ASSIGNMENT: Tally the lines in these records that hold the string "会員登録して次へ", and reply with the number alone.
##### MATERIAL FOR THIS TASK #####
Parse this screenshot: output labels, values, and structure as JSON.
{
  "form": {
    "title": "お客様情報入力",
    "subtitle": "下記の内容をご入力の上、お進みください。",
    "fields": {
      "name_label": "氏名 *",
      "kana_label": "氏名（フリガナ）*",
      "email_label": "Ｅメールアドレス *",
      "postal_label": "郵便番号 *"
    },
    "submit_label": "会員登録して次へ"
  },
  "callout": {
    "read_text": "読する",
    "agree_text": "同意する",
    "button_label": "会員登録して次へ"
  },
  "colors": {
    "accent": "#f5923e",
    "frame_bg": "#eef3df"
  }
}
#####
EXERCISE OUTPUT: 2